Social Opportunities And Healthy Aging


Download our free Guide to Healthy Aging today!

When you think about ways to build and strengthen cognitive health as we age, what comes to mind? Brain games like Sudoku and crossword puzzles likely jump out. Reading, learning a new language or taking on a new hobby are probably other options that come to mind.

But how about getting coffee with a friend?

Indeed, getting together with friends and loved ones is a great way to maintain cognitive health. Conversation is one of the best things you can do to stimulate your brain, as it takes in what your counterpart is saying, processes it, and formulates responses, then repeats that hundreds or thousands of times during your visit.

Maintaining a healthy social life is critical to healthy aging. In this blog, we’ll examine ways that socializing can play into our physical, cognitive and mental health:

Physical Health 

  • Set a weekly, or maybe even daily, walk with a friend or loved one. It’s a great way to stay connected and get exercise at the same time. Or, join a walking group and meet new people! Whatever works best for you, adding a friend or loved one, or joining a group, builds accountability in getting it done and makes it more fun.
  • If it’s feasible, join a gym and take part in exercise classes for older adults. It’s another way to expand your social circle while staying fit. Many rec centers or senior centers have a wide variety of offerings to choose from. An added benefit is that increased fitness and strength help reduce the chance of falling.
  • Pickleball is exploding in popularity – find a league near you and give it a try! Time Magazine examines why it’s so popular now among older adults, and the social aspect of the sport that can be beneficial. It’s also less impactful on joints and muscles than tennis, and it’s easy to learn.
  • Join a dance class! Waltz in to a dance studio near you and sign up for classes. Dancing is a great way to improve coordination and balance, and it quite often involves a partner. You never know who you might meet!

Cognitive Health 

  • Book clubs are a perfect option for both social and cognitive health. You can exercise your brain reading different books each month, and then enjoy a pleasant evening getting together with people to talk about it. Here’s advice on finding a book club near you.
  • Getting together with friends and loved ones for cards or board games is another excellent option. Learning new games and formulating strategies are great exercise for the brain, and game nights can often have evenings ending in uproarious laughter.
  • Volunteer work can provide a sense of purpose for an older adult, which has been shown to help stave off cognitive decline.

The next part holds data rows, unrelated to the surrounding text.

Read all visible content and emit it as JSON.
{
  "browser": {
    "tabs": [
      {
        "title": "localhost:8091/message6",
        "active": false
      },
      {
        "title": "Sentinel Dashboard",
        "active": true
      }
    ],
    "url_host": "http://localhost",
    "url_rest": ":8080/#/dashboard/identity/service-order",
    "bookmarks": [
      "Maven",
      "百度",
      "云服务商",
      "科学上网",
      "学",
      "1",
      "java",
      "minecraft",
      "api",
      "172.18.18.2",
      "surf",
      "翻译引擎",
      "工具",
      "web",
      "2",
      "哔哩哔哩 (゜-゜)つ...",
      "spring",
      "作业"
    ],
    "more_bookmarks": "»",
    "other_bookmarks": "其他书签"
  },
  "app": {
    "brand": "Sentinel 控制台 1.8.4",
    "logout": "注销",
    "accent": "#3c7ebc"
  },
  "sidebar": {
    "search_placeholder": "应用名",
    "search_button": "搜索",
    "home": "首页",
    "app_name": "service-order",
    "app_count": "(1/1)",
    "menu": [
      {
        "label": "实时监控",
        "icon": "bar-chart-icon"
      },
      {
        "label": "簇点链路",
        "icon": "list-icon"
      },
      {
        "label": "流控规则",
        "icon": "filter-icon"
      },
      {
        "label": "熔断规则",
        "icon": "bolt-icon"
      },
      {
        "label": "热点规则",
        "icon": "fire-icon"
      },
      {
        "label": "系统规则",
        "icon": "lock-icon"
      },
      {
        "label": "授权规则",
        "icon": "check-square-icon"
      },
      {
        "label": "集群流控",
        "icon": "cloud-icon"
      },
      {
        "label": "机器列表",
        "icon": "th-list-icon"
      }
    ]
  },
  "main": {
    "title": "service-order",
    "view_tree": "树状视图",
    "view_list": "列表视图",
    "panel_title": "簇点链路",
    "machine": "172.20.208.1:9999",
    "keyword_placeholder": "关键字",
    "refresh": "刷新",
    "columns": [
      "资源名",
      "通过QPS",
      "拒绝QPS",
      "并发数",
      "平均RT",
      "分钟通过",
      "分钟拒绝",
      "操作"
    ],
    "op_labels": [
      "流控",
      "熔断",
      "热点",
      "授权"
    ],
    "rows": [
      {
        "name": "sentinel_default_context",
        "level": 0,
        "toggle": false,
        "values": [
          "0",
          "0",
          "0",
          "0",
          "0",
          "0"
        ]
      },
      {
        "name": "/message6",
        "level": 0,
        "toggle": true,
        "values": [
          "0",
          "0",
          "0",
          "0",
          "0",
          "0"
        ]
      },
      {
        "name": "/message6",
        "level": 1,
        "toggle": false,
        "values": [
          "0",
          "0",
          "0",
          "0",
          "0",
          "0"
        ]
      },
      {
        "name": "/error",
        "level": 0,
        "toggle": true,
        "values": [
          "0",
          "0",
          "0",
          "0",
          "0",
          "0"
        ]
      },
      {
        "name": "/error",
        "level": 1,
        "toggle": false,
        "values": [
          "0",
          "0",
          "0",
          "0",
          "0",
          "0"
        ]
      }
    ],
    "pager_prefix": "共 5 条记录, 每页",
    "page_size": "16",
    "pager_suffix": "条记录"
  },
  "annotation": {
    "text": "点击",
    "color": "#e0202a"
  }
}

It’s particularly effective when it’s a cause you’re passionate about, and partaking in with others.
  • Television game shows. Yes, that’s correct – game shows! What better way to wind down in the evening with a friend or loved one and enjoying some friendly competition to see who can answer first in Jeopardy!, Wheel of Fortune or other shows like them. They can help you dig into your memories and knowledge to find the answers.

Mental Health 

  • Staying social goes hand in hand with our mental health. According to the CDC, “more than one-third of adults aged 45 and older feel lonely, and nearly one-fourth of adults aged 65 and older are considered to be socially isolated.” Loneliness and isolation can have significant impact on mental health.
  • If you or a loved one maybe lives in a different city than much of your family, technology can help bridge that gap and help you stay connected. FaceTime calls, texting and healthy social media use can be great for staying in touch with loved ones and enjoying the mental health benefits that come from it.
  • Staying connected with friends and loved ones can provide you with people to talk to about things you may be struggling with. And making new friends can increase the chances of meeting people who might be dealing with some of the same things. Making those connections and feeling less alone can be a huge boost to mental health. If there is a particular issue you’re tending to, a support group can have significant benefits.

Healthy Aging at Prestige 

At Prestige Senior Living, we tend to all facets of healthy aging for our residents. We offer comprehensive fitness classes and cognitive programming, and our teams provide personalized care, which helps us notice mental health and see when someone may be struggling or just not seem like themselves.

Our days are filled with fun, varied events, and it all takes place in a warm, social community where neighbors become friends.

Healthy aging is at the heart of what we do – contact the community nearest you to book a tour and learn more!